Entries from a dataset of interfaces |
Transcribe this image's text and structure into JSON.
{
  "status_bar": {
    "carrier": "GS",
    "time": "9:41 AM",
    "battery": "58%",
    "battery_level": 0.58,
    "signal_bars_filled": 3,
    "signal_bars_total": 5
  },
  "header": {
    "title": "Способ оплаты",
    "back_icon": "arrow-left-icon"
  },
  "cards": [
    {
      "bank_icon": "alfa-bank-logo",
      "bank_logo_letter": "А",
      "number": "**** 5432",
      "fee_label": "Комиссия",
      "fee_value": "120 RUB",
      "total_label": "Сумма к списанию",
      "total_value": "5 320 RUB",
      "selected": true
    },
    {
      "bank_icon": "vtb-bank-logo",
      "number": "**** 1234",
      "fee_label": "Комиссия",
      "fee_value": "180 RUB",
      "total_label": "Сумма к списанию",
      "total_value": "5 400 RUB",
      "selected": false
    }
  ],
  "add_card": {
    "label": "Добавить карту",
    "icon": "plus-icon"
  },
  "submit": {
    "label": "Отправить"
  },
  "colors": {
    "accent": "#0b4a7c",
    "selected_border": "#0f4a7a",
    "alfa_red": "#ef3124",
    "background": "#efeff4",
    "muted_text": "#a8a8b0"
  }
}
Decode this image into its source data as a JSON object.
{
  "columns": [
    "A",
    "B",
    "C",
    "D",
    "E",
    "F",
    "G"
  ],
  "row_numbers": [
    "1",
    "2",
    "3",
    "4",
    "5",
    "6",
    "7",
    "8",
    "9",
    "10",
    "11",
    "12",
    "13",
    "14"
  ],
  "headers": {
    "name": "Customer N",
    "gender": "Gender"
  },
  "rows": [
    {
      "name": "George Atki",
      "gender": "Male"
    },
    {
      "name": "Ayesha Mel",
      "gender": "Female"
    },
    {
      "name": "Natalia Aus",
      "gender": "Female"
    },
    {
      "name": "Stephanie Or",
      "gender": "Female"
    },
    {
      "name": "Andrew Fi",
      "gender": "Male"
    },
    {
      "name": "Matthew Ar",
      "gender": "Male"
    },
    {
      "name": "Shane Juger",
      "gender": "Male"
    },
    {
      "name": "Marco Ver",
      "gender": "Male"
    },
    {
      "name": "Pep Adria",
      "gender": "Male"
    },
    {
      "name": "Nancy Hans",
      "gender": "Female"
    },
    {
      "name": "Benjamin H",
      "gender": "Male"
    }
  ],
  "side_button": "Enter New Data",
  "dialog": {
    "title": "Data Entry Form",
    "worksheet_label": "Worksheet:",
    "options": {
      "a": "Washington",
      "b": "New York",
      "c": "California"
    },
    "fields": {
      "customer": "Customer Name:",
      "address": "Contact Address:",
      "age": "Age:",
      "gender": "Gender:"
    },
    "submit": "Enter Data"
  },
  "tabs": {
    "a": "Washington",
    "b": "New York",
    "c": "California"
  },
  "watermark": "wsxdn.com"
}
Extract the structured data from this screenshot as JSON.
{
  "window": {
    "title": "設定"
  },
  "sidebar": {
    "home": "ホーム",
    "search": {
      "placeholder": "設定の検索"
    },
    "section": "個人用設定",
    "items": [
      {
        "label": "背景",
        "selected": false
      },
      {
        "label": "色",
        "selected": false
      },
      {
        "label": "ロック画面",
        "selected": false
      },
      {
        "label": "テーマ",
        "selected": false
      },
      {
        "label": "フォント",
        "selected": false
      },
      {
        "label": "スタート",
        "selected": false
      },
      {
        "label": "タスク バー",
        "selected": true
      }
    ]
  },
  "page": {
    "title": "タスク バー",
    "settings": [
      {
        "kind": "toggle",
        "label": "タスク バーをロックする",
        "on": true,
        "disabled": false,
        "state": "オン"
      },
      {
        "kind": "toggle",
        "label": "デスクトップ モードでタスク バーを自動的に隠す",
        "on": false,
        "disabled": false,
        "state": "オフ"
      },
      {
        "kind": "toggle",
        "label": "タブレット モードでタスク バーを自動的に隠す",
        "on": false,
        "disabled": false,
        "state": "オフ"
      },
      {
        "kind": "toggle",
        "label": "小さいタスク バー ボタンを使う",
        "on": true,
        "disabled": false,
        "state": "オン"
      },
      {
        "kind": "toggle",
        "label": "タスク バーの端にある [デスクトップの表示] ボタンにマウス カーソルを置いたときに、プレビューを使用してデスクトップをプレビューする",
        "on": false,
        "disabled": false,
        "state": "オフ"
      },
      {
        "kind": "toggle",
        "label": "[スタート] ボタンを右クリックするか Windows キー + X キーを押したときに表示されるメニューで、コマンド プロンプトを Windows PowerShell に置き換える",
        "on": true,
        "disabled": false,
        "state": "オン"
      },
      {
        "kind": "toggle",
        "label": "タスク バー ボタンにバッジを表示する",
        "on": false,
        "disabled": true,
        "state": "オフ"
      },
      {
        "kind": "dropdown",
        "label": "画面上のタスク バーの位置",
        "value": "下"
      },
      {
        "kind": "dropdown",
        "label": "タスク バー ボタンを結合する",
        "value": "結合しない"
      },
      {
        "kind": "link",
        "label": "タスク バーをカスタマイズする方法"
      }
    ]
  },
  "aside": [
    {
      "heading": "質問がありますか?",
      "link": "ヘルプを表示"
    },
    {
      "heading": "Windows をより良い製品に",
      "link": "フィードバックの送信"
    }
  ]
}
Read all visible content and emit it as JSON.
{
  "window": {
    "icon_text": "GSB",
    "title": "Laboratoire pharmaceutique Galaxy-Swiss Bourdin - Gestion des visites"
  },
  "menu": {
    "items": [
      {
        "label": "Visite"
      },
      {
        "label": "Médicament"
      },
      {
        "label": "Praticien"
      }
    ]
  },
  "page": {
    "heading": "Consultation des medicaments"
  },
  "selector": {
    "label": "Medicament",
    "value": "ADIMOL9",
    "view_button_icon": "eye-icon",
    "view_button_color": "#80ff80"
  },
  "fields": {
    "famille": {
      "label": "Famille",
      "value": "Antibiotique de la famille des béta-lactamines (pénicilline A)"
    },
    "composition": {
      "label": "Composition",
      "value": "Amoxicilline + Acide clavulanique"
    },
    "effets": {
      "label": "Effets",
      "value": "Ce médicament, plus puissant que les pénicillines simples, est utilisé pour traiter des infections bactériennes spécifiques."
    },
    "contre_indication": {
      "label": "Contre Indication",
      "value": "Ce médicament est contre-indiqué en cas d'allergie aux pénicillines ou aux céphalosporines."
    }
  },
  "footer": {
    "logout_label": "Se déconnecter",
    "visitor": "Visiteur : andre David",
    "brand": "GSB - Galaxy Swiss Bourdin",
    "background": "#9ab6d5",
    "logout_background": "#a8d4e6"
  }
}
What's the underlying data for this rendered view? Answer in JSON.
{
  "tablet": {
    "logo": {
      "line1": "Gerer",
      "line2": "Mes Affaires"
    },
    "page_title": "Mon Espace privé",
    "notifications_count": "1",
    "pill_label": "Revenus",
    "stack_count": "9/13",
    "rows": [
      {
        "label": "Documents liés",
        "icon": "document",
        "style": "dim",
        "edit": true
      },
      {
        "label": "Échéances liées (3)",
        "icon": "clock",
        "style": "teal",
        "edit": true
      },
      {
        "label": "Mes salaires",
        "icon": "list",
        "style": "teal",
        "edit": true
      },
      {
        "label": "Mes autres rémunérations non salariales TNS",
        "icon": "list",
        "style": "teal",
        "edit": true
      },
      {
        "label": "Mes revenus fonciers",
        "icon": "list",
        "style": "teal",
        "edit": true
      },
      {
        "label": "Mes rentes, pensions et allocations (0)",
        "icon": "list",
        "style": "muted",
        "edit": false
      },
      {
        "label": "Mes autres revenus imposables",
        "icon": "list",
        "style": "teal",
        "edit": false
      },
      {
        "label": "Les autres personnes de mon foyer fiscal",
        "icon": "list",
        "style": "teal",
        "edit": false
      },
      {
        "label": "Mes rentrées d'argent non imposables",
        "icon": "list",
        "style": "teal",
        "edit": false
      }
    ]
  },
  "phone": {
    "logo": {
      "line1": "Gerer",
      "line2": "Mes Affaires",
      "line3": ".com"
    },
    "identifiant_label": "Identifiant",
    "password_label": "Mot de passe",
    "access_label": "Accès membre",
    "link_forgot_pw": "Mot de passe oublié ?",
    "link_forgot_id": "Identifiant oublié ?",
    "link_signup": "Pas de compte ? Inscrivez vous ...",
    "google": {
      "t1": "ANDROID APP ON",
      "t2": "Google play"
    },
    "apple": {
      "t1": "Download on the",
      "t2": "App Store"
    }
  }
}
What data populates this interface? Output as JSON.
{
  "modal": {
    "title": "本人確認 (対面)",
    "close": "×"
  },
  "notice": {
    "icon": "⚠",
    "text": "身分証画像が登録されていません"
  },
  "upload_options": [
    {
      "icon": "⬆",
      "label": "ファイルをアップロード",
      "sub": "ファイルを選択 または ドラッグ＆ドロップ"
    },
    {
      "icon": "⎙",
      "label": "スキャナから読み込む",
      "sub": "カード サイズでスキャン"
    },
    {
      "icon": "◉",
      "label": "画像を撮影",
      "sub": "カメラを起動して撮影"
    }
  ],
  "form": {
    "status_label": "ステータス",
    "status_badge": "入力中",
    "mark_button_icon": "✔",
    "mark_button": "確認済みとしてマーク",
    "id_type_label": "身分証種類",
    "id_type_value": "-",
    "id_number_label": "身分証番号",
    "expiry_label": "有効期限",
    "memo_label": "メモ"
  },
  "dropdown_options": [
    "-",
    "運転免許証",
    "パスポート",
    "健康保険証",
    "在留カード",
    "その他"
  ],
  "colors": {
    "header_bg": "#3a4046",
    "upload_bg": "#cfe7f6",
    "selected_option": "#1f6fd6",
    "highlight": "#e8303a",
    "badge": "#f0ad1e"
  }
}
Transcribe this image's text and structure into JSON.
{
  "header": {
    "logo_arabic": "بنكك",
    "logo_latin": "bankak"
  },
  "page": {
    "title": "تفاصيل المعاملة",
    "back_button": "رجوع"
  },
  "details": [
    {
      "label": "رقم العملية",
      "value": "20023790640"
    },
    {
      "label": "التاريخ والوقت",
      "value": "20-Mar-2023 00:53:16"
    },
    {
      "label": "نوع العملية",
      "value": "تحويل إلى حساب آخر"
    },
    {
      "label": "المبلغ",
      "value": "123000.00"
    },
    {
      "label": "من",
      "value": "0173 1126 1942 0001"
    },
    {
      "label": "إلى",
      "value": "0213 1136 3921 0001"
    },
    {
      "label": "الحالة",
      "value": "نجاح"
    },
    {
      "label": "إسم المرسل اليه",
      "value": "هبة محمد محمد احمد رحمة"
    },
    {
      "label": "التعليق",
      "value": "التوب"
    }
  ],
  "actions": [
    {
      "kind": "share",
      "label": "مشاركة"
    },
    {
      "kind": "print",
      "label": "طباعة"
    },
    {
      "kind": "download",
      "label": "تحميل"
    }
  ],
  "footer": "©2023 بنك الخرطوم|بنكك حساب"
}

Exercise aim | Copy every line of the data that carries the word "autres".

Exercise output |
        "label": "Mes autres rémunérations non salariales TNS",
        "label": "Mes autres revenus imposables",
        "label": "Les autres personnes de mon foyer fiscal",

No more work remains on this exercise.